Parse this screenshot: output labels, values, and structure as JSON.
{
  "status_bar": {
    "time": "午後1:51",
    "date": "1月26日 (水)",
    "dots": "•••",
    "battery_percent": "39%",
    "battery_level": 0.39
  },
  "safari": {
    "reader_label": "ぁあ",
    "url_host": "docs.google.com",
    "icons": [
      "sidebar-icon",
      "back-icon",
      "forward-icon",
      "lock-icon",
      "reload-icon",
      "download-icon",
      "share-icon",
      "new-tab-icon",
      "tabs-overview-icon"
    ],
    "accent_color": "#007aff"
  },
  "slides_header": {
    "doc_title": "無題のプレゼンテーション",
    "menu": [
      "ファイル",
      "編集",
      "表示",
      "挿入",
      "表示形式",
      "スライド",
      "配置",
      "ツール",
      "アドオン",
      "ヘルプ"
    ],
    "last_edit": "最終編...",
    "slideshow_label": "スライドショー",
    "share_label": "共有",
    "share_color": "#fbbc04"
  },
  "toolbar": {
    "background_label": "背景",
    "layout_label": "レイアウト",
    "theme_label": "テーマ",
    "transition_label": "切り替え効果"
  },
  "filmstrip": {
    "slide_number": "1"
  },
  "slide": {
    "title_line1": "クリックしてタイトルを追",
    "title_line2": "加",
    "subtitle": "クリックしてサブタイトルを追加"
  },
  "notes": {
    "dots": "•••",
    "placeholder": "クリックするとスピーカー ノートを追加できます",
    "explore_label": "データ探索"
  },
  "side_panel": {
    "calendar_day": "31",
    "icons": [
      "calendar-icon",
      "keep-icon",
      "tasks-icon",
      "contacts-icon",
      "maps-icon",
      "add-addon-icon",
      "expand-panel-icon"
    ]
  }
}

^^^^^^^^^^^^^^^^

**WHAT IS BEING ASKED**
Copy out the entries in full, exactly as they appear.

**ANSWER SECTION**
Parse this screenshot: output labels, values, and structure as JSON.
{
  "status_bar": {
    "time": "午後1:51",
    "date": "1月26日 (水)",
    "dots": "•••",
    "battery_percent": "39%",
    "battery_level": 0.39
  },
  "safari": {
    "reader_label": "ぁあ",
    "url_host": "docs.google.com",
    "icons": [
      "sidebar-icon",
      "back-icon",
      "forward-icon",
      "lock-icon",
      "reload-icon",
      "download-icon",
      "share-icon",
      "new-tab-icon",
      "tabs-overview-icon"
    ],
    "accent_color": "#007aff"
  },
  "slides_header": {
    "doc_title": "無題のプレゼンテーション",
    "menu": [
      "ファイル",
      "編集",
      "表示",
      "挿入",
      "表示形式",
      "スライド",
      "配置",
      "ツール",
      "アドオン",
      "ヘルプ"
    ],
    "last_edit": "最終編...",
    "slideshow_label": "スライドショー",
    "share_label": "共有",
    "share_color": "#fbbc04"
  },
  "toolbar": {
    "background_label": "背景",
    "layout_label": "レイアウト",
    "theme_label": "テーマ",
    "transition_label": "切り替え効果"
  },
  "filmstrip": {
    "slide_number": "1"
  },
  "slide": {
    "title_line1": "クリックしてタイトルを追",
    "title_line2": "加",
    "subtitle": "クリックしてサブタイトルを追加"
  },
  "notes": {
    "dots": "•••",
    "placeholder": "クリックするとスピーカー ノートを追加できます",
    "explore_label": "データ探索"
  },
  "side_panel": {
    "calendar_day": "31",
    "icons": [
      "calendar-icon",
      "keep-icon",
      "tasks-icon",
      "contacts-icon",
      "maps-icon",
      "add-addon-icon",
      "expand-panel-icon"
    ]
  }
}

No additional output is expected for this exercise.